(Fun Fact - when they lost the independence referendum by a squeaker, Quebec politicians cried fraud. "Look, for example one of the voters in Montreal was even called 'Omar Sharif' - how fake is that??" Turns out Omar Sharif, son of Omar Sharif the famous actor, is a Canadian citizen living in Montreal.)

For the USA...

I remeber an episode of "All In The Family" (1972?) where Archie goes to vote to cancel Meathead's vote, only to find he isn't registered and can't vote. It used to be that you had to be registered months before the November elections, so by the time the election was news to the general public around August (ah, those old and naiive times!) it was too late to register. I assume a lot of the different rules were designed to reinforce or aleviate that problem, depending who was in power.

Note another tactic; sometimes felons can't vote. In some states, like Florida, never, even after their sentence was over. Virginia's governor just issued an edict delcaring felons could vote, despite a law saying they could not. When you consider that something like 1 in 4 black men has a prison record, or 1 in 10 young men is in prison, you can see why one side would want felons to vote, one side would want to bar them?

In the last federal election there was a controversy over the group ACORN submitting voter registrations for "Mickey Mouse" and other fraudulent names. Apart from the bad idea of paying people by th person registered, the rules are clear. You cannot as an independent group collect voter regiastration forms and not turn them in to the government for processing, even if they are "obviously" fraudulent. First, it's not the group's right to determine fraud. Second, if you don't turn in EVERY form, your group could collect forms and be selective about who is passed on and actually registered. People voting for the other party would go to the poll and find out too late they were never registered even though they thought they were.

the whole "delegate to convention" thing and primaries are something very different. People (party members in some, anyone who wants, in others) vote in primaries. In some cases, as mentioned, delegate votes for that state at the convention are awarded proportionately. In some states, winner takes all. The thought was that an apparent winner would be obvious and by bandwagon effect would collect the last states' delegates and be guaranteed a majority. This time, however, it will be close.

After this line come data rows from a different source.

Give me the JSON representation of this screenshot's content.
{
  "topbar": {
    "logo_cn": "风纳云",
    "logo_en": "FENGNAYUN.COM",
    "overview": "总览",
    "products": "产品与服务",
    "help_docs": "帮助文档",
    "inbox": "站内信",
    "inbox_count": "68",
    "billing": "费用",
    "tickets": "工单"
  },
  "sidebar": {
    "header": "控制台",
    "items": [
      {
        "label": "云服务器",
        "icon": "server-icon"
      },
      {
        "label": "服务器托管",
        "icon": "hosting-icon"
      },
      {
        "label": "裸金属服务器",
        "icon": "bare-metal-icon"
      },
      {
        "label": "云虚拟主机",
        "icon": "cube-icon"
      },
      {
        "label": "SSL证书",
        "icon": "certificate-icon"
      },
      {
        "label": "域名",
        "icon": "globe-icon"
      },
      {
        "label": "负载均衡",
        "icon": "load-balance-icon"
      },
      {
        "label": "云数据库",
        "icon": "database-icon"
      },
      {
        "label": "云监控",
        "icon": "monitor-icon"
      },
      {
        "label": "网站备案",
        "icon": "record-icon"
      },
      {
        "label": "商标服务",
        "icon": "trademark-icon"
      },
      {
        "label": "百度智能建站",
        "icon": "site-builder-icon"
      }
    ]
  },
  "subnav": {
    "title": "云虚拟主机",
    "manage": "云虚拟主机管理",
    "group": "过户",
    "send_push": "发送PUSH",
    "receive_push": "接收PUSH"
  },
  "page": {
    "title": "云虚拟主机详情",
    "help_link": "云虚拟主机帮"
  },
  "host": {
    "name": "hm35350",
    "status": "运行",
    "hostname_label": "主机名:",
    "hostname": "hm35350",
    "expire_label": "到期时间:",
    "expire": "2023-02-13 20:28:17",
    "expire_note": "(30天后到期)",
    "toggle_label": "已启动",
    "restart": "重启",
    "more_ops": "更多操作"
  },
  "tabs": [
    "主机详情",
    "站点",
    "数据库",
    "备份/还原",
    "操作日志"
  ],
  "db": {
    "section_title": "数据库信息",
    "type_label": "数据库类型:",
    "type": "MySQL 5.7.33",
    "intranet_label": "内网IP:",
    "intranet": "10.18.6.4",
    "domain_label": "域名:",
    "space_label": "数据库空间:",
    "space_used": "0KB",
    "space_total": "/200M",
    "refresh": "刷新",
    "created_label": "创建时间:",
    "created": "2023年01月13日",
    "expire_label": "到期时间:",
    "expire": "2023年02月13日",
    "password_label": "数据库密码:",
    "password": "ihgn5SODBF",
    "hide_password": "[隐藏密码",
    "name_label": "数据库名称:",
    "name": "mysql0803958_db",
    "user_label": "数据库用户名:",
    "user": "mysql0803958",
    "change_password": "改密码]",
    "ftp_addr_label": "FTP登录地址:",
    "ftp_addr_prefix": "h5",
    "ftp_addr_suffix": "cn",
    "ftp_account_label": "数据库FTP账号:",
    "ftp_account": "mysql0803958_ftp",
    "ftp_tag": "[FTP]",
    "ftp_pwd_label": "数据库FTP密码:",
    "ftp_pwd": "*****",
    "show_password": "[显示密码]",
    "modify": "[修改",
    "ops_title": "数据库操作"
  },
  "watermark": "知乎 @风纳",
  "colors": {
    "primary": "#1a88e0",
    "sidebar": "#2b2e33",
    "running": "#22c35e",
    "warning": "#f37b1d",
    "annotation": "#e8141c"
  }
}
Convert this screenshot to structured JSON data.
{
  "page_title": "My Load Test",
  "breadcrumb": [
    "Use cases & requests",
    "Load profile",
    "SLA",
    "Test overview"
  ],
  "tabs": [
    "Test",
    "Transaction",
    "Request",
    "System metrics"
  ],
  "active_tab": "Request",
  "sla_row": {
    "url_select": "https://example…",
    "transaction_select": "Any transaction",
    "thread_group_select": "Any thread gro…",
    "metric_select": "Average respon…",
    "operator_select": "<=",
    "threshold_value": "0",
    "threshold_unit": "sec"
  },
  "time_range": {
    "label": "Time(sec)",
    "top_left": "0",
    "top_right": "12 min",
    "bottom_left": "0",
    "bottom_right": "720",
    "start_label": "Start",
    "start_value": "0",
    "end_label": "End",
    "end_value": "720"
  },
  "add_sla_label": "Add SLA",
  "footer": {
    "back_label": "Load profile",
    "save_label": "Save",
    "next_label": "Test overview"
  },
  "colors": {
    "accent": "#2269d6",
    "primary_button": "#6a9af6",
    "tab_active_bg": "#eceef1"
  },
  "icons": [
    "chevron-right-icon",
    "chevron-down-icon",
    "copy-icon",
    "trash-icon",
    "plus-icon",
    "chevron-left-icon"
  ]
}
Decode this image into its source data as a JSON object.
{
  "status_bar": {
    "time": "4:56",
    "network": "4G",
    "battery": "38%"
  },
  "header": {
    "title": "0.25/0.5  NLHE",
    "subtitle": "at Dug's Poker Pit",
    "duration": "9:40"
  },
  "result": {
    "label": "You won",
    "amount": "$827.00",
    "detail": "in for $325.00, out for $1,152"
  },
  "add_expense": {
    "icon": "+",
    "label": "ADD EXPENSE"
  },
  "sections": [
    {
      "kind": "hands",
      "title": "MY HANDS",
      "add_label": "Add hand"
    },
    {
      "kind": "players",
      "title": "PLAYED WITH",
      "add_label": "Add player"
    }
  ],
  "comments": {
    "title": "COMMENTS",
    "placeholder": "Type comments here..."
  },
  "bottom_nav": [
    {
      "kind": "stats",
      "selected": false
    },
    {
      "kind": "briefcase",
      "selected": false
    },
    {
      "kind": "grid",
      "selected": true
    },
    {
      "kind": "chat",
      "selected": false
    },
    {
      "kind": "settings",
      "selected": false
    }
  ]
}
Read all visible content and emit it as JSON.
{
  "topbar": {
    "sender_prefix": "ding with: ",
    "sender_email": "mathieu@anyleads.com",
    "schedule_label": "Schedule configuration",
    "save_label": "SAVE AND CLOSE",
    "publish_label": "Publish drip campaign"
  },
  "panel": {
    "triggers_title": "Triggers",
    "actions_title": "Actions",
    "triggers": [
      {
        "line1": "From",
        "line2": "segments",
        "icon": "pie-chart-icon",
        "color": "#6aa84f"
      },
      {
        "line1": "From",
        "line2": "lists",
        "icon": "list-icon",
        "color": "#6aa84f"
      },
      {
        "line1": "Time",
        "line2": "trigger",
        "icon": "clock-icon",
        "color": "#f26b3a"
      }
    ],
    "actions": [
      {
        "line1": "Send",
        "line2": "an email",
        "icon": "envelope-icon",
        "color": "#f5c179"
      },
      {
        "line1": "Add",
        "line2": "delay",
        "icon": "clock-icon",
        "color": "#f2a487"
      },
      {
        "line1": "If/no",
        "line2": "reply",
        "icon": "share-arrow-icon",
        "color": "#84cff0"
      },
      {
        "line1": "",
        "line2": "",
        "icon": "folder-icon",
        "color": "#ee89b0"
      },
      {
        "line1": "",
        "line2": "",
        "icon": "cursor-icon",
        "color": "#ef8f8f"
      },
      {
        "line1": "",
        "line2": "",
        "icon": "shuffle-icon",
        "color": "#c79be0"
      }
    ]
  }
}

the electoral college was a clever design by the founding fathers. In a spread on states along the coast, weeks of horse travel from one end to the othr, the system was designed so that the big states or some regions could not win by sheer population vote and make the smaller states and less populous areas irrelevant. So a candidate had to win that state to get the electoral votes. (Not by 50% - that only happens because there are only 2 candiates nowadays).

The electors (not necessarily together, at the same time) cast their 2 ballots for 2 candidates and the candidate with 50% of the electoral college votes was president, the one with the next most votes was vice-president.

So unless someone was immesely popular all through the country (think George Washington) nobody would win. If nobody won 50% or it was a tie, the house of representatives picked from the top 3 electoral-vote-getters. This happened once. Someone forgot to vote to vote one less for the party's VP, so the tie meant congress, with a majority of the third guy's members, picked The president - the picked Jefferson after heated debate. Rules were then changed, electors vote for a prez and VP.

The other flaw was that by the time Washington retired, country-wide political parties had formed and so people at one end of the country would happily vote for for someone they knew nothing about, because the local party brass assured them he stood for what they wanted.

Last edited by md2000; 04-25-2016 at 01:23 AM.